### Material provided
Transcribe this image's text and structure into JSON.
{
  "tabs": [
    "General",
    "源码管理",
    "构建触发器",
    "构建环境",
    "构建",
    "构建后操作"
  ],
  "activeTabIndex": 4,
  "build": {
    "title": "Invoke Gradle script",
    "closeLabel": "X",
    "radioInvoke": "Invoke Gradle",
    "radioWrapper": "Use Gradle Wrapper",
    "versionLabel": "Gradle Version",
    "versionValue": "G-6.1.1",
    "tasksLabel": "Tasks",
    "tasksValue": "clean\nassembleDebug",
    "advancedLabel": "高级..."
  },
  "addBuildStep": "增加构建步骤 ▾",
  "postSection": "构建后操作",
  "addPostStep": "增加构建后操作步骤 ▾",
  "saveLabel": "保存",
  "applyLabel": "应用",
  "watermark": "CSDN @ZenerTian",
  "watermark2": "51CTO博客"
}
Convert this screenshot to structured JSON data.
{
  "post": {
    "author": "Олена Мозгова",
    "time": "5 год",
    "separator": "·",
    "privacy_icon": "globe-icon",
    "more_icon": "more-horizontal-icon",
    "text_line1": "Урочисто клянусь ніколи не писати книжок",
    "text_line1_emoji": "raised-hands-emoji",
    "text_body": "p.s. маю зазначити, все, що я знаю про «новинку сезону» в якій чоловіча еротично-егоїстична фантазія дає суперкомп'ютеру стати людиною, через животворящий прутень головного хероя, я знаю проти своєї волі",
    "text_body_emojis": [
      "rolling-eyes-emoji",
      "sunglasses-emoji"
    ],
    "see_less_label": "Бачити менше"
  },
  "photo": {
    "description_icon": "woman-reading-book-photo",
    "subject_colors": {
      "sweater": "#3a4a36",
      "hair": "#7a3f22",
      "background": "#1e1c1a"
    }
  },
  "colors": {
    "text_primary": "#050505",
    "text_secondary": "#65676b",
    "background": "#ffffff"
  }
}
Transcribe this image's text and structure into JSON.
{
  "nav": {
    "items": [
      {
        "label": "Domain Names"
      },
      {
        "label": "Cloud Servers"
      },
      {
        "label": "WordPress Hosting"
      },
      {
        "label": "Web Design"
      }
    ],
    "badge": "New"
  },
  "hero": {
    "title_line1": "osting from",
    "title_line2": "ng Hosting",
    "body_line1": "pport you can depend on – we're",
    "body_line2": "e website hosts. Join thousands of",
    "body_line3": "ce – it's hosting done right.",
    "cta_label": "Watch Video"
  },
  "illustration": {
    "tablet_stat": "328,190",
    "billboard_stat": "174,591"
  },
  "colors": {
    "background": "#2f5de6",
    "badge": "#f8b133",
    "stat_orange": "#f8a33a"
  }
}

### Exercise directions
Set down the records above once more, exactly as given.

### Exercise result
Transcribe this image's text and structure into JSON.
{
  "tabs": [
    "General",
    "源码管理",
    "构建触发器",
    "构建环境",
    "构建",
    "构建后操作"
  ],
  "activeTabIndex": 4,
  "build": {
    "title": "Invoke Gradle script",
    "closeLabel": "X",
    "radioInvoke": "Invoke Gradle",
    "radioWrapper": "Use Gradle Wrapper",
    "versionLabel": "Gradle Version",
    "versionValue": "G-6.1.1",
    "tasksLabel": "Tasks",
    "tasksValue": "clean\nassembleDebug",
    "advancedLabel": "高级..."
  },
  "addBuildStep": "增加构建步骤 ▾",
  "postSection": "构建后操作",
  "addPostStep": "增加构建后操作步骤 ▾",
  "saveLabel": "保存",
  "applyLabel": "应用",
  "watermark": "CSDN @ZenerTian",
  "watermark2": "51CTO博客"
}
Convert this screenshot to structured JSON data.
{
  "post": {
    "author": "Олена Мозгова",
    "time": "5 год",
    "separator": "·",
    "privacy_icon": "globe-icon",
    "more_icon": "more-horizontal-icon",
    "text_line1": "Урочисто клянусь ніколи не писати книжок",
    "text_line1_emoji": "raised-hands-emoji",
    "text_body": "p.s. маю зазначити, все, що я знаю про «новинку сезону» в якій чоловіча еротично-егоїстична фантазія дає суперкомп'ютеру стати людиною, через животворящий прутень головного хероя, я знаю проти своєї волі",
    "text_body_emojis": [
      "rolling-eyes-emoji",
      "sunglasses-emoji"
    ],
    "see_less_label": "Бачити менше"
  },
  "photo": {
    "description_icon": "woman-reading-book-photo",
    "subject_colors": {
      "sweater": "#3a4a36",
      "hair": "#7a3f22",
      "background": "#1e1c1a"
    }
  },
  "colors": {
    "text_primary": "#050505",
    "text_secondary": "#65676b",
    "background": "#ffffff"
  }
}
Transcribe this image's text and structure into JSON.
{
  "nav": {
    "items": [
      {
        "label": "Domain Names"
      },
      {
        "label": "Cloud Servers"
      },
      {
        "label": "WordPress Hosting"
      },
      {
        "label": "Web Design"
      }
    ],
    "badge": "New"
  },
  "hero": {
    "title_line1": "osting from",
    "title_line2": "ng Hosting",
    "body_line1": "pport you can depend on – we're",
    "body_line2": "e website hosts. Join thousands of",
    "body_line3": "ce – it's hosting done right.",
    "cta_label": "Watch Video"
  },
  "illustration": {
    "tablet_stat": "328,190",
    "billboard_stat": "174,591"
  },
  "colors": {
    "background": "#2f5de6",
    "badge": "#f8b133",
    "stat_orange": "#f8a33a"
  }
}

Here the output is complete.